The role of sports in Mosul’s civil life is on the up as citizens once again take to the playing fields and courts to rediscover their love for competitive games.
Among the most resurgent sports in Mosul is football, which before the arrival of ISIS in June 2014, was the city’s foremost sporting pastime. On 29th August, the city’s first game in over three years took place, a match between Mosul FC and the Nineveh Police Team, which drew in a sizeable audience amidst a backdrop of dilapidated buildings.
Although the match took place at the ground of Mosul University rather than the near completely destroyed Mosul FC stadium, the match was heralded as a success and a promising sign of the revival of sport in the city.

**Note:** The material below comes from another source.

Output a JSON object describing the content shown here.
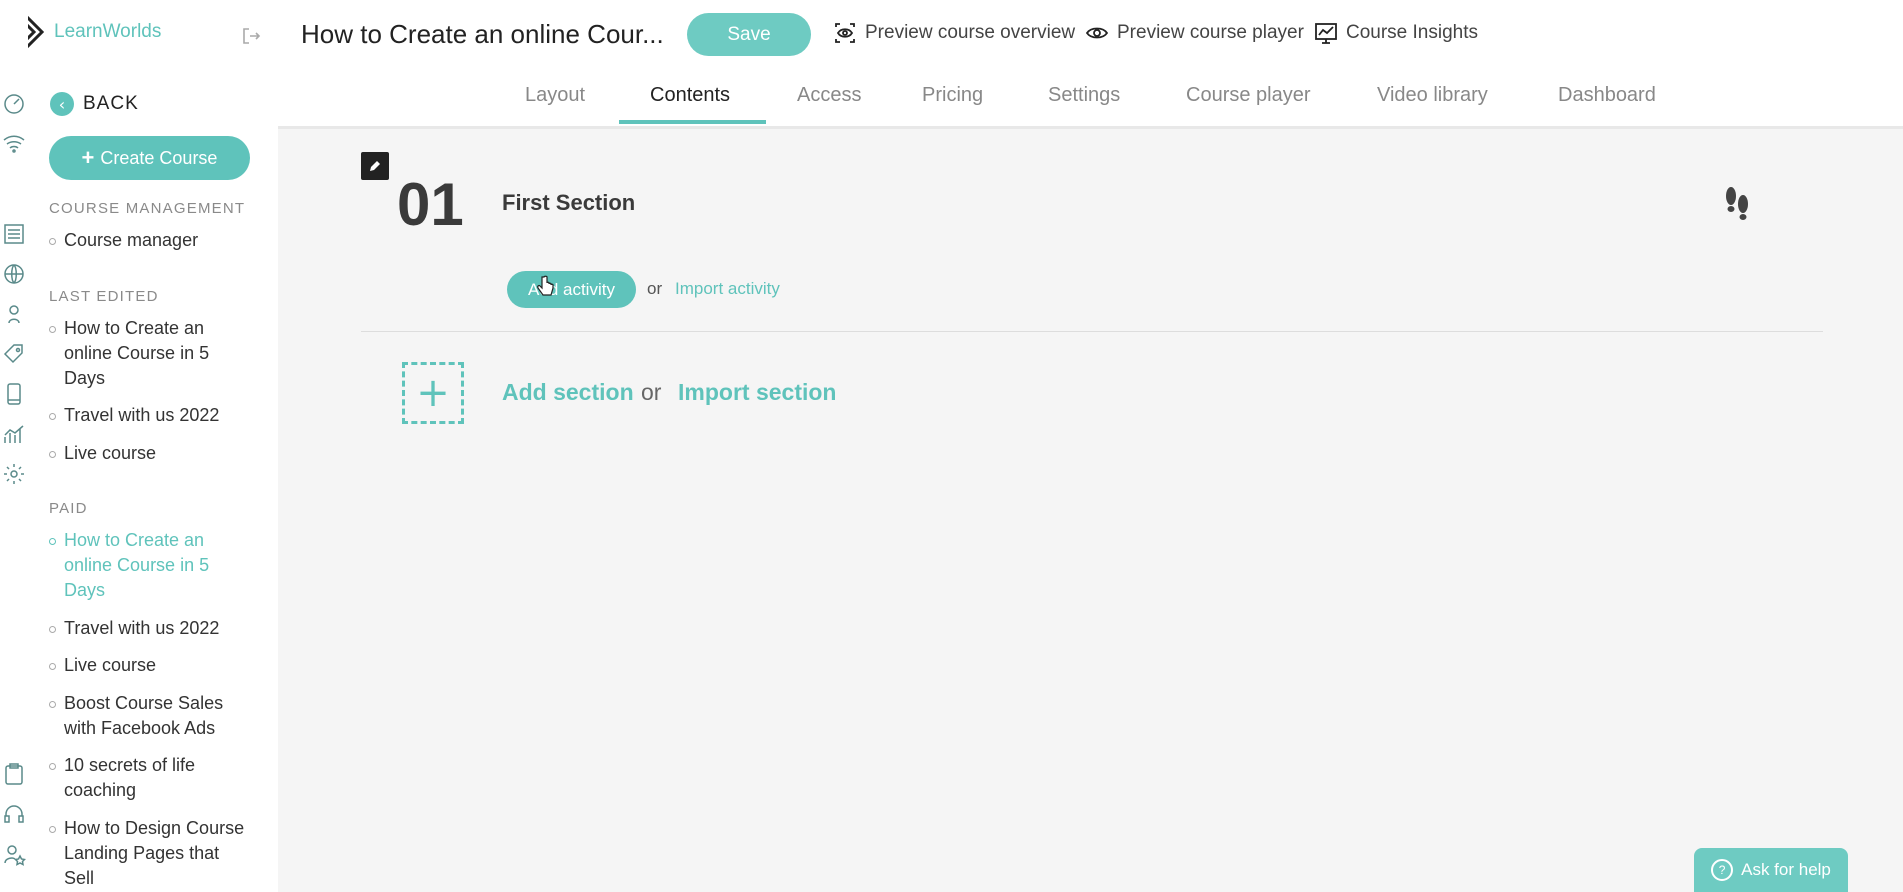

Following this game, coaches are now returning to their jobs and are being instructed once again on drills and coaching practises. One of these instructors is Hamid Mukhif, who led a course of 24 trainers and explained the more theoretical aspects of coaching, including how to leading a training session, organise players, develop technique and instruct younger players.
“Today I am in the city of Mosul. When we see participants, we get more motivated and inspired to work. We made an extraordinary effort and most of the participants were delighted,” said Hamid. “Since the city of Mosul has lived through these situations, we must make more effort, guide more, and spread a lot of information.”
The emergence of football has come after a three years ban under ISIS, where football was considered haram and prohibited from sporting grounds, which were often turned into execution sites.
Now, coaches are working towards gaining training certificates that will see them pass the Asian C classification. The hope is that the more advanced courses ‘Asian A’ and ‘Asian B’ will follow in the near future.
But this initial stage is a positive step for citizens and football coaches alike, particularly after the dark days of ISIS rule and the creation of hope for the future.
One of the participating coaches, Saad Ali, believes that this will help foster greater community spirit going forward, which is imperative in staving off any ISIS resurgence in the future.
“This course will give me a morale boost,” said Saad, “to bring back sports activity to the province through training and by working hard to build a good sports community.”